Blevins wrote Give Your Heart to the Hawks: A Tribute to the Mountain Men. That book and Ted Franklin Belue’s The Hunters of Kentucky (which was also influenced by Hawks) shaped the tone and format of my own book and this blog. I wrote back in 2012:
Back when I was a mere stripling I spent hours trolling the shelves of Bob’s Valley Bookstore in the old hometown. It was there that I first saw the Frazetta covers on the old Conan paperbacks I would soon steal from my brother (OK, he let me read them). The racks held all kinds of pulpy goodness, like John Benteen’s Sundance books.
And there I saw a paperback with a picture of a buckskinned man on horseback, rifle cradled in his left arm, riding down a rocky slope (it was done by the Western artist Frank McCarthy, whose work appeared in a whole bunch of Louis L’Amour calendars). The title was “Give Your Heart to the Hawks: A Tribute to the Mountain Men.” The author was Winfred Blevins.
Now, back then, I didn’t know much at all about the mountain men or the Rocky Mountain West.
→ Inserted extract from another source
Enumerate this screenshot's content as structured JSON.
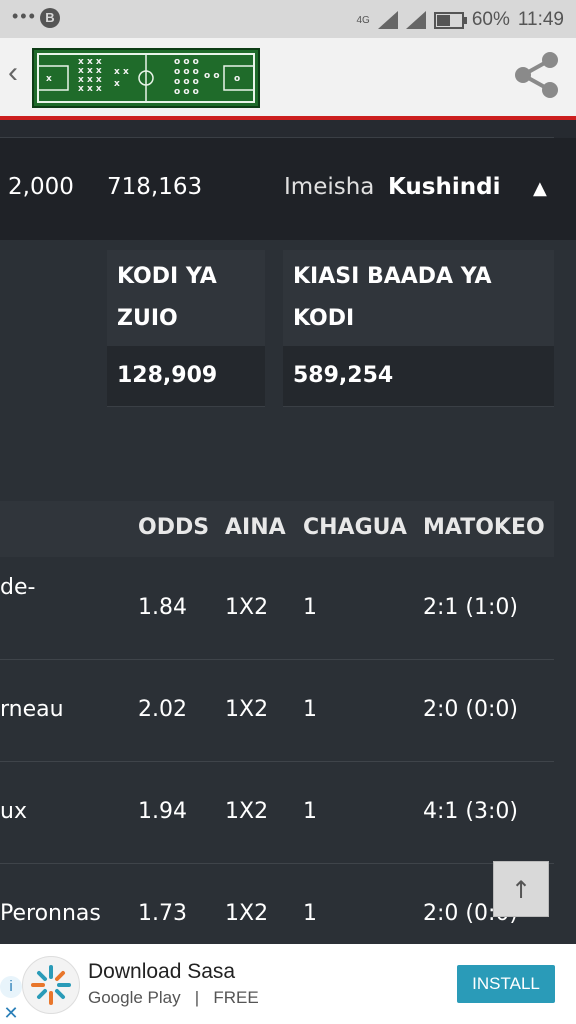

I knew a great deal about the Kentucky frontiersmen of the late 18th Century, and I knew plenty about the post-Civil War Wild West, but everything in between was pretty much a blank space on the map. I’d seen “Jeremiah Johnson” (the first movie I saw in a theater), but I was just seven or so and I didn’t follow up.
Anyway, “Hawks” intrigued the hell out of me and I hied off to the library and tracked the book down — and devoured it in great big juicy chunks, like a mountain man feasting on a buffalo. Stories of legendary proportions, told in a colloquial style that felt like they were being told around a campfire. John Colter’s run from the Blackfeet; Hugh Glass’ epic survival crawl after being mauled by a griz and left for dead; cat-and-mouse with the Blackfeet…
Blevins wrote a really strong series of Mountain Man novels, most of which I’ve read and enjoyed. He struck a spark off of the flint and steel of history and folklore, and he kindled a young boys dreams. I raise a horn to Win Blevins and hope he’s in the land of fine beaver streams and fat cow buffler.